## EXERCISE DESCRIPTION
The response must reproduce exactly every line of the material below holding the word "JSON".

## SUPPLIED MATERIAL
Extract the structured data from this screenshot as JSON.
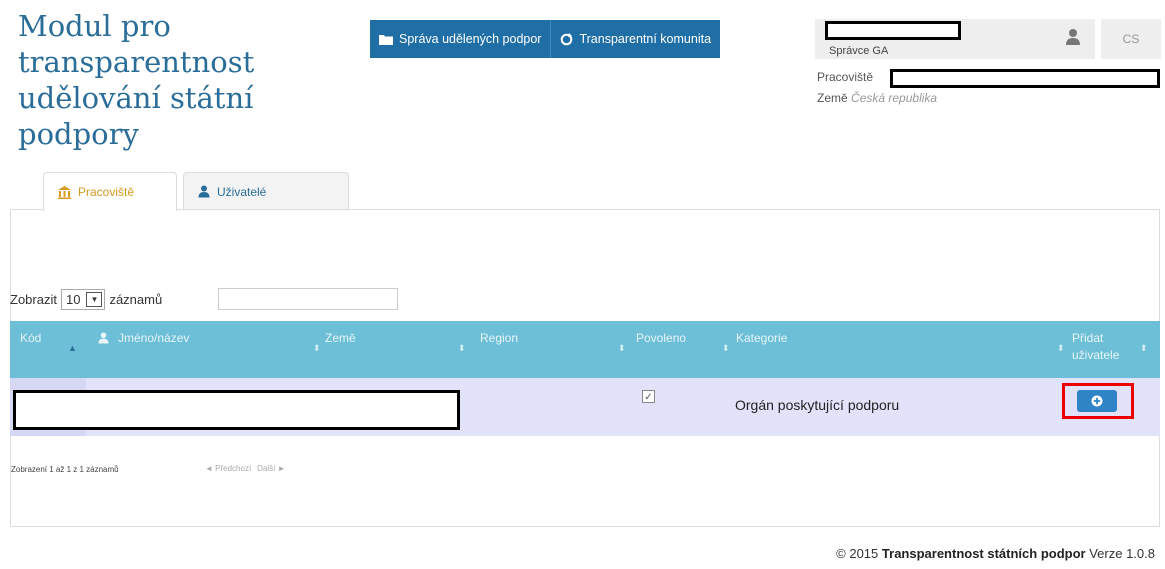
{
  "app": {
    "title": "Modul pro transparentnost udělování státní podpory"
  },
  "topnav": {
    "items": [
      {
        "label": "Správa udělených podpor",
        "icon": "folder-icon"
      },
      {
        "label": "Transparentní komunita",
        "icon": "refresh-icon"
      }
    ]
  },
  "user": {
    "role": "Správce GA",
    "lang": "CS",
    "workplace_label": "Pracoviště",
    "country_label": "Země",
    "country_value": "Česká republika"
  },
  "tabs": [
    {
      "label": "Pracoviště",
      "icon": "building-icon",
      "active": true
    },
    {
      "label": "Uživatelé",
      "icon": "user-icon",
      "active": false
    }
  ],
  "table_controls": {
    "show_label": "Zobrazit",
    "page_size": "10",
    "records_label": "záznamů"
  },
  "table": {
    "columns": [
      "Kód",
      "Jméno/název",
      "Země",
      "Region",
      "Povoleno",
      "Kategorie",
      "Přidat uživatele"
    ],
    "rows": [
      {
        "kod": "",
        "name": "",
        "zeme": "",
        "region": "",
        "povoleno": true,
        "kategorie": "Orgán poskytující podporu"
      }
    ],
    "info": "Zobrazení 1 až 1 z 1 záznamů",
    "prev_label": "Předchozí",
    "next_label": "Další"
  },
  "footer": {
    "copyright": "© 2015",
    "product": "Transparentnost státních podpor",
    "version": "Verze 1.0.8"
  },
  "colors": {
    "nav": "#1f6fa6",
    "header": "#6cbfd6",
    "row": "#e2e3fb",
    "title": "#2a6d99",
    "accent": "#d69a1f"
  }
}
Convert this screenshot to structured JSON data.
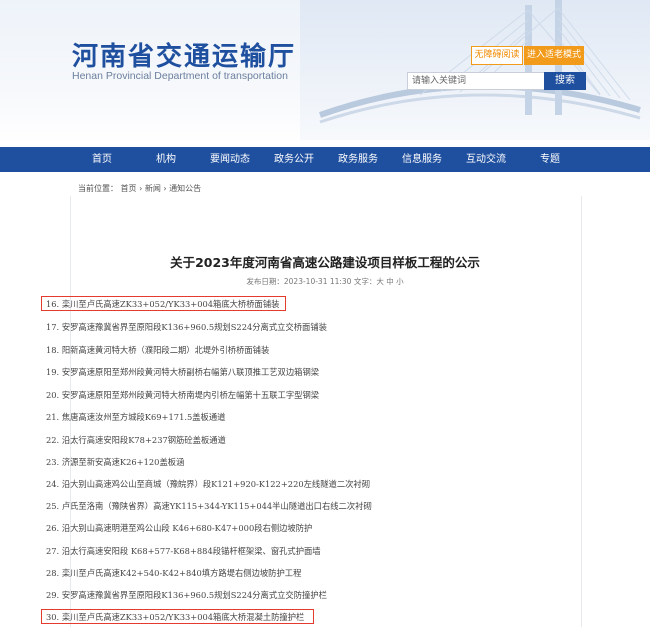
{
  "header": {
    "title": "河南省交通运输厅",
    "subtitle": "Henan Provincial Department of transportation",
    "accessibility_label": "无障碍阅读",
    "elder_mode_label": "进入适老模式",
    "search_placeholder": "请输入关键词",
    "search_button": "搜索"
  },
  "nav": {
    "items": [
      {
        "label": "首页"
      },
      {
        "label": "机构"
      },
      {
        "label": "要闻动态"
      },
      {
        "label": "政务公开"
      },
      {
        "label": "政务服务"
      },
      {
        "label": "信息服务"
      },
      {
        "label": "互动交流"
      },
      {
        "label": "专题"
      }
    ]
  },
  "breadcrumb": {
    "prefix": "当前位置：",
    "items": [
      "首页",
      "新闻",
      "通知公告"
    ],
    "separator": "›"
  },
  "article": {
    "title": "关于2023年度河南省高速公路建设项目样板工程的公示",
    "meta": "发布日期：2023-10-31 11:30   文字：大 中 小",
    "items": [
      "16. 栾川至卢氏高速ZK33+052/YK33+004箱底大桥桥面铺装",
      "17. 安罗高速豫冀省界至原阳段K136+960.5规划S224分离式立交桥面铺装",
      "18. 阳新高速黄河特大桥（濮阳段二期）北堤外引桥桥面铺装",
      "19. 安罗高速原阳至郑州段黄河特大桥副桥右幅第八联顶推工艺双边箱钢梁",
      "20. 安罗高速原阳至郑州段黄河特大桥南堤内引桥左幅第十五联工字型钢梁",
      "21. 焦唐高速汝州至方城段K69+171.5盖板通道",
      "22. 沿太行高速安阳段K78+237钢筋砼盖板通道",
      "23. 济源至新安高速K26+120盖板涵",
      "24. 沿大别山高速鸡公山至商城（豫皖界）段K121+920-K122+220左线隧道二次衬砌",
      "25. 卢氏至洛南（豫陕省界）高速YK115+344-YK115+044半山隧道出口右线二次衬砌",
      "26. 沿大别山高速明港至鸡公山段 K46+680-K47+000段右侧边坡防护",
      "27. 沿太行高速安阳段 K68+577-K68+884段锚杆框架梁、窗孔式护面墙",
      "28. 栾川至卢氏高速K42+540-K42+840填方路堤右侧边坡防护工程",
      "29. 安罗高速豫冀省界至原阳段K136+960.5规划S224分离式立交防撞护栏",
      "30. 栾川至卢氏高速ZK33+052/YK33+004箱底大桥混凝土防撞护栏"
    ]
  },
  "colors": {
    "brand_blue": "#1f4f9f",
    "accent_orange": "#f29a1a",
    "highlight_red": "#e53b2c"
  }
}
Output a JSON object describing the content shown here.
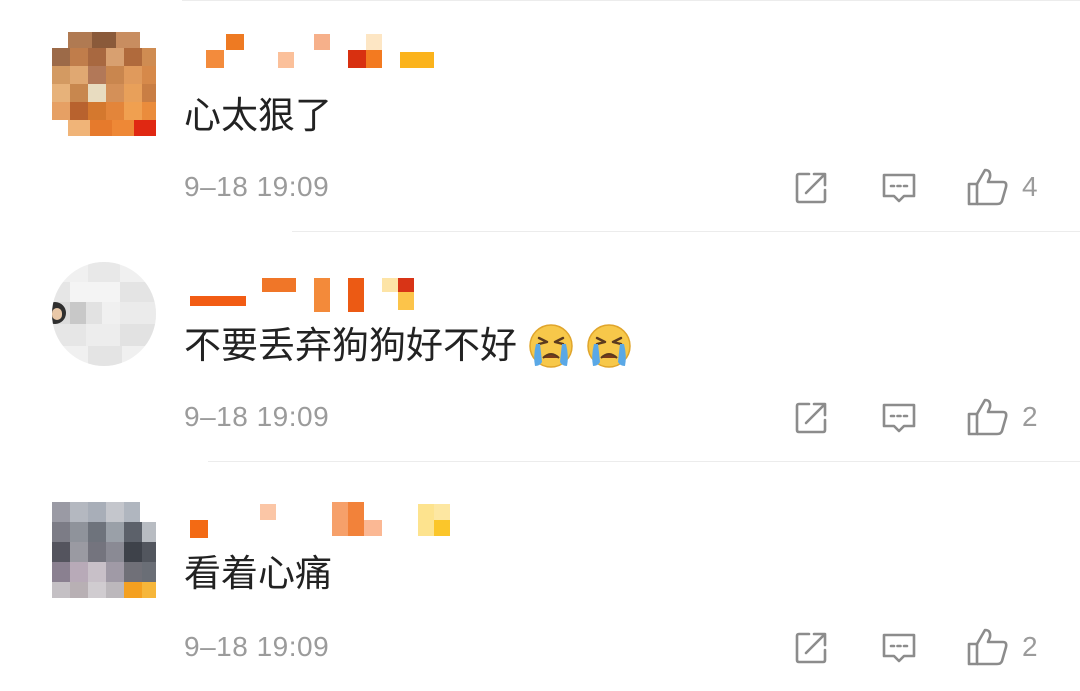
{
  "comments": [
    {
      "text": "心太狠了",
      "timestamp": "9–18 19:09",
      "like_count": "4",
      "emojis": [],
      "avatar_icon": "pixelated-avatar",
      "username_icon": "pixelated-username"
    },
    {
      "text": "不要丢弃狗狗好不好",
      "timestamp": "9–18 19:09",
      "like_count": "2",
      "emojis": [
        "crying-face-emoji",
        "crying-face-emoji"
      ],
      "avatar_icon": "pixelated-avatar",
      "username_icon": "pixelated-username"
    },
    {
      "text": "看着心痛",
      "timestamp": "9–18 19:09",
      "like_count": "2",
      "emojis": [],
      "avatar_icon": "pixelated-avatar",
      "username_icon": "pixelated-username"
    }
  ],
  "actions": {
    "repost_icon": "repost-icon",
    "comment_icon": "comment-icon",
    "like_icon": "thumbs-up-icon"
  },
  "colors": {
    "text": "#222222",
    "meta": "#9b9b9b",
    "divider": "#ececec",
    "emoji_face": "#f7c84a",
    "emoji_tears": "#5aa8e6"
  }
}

## ANSWER SPACE
Extract the structured data from this screenshot as JSON.
Convert this screenshot to structured JSON data.
Output a JSON object describing the content shown here.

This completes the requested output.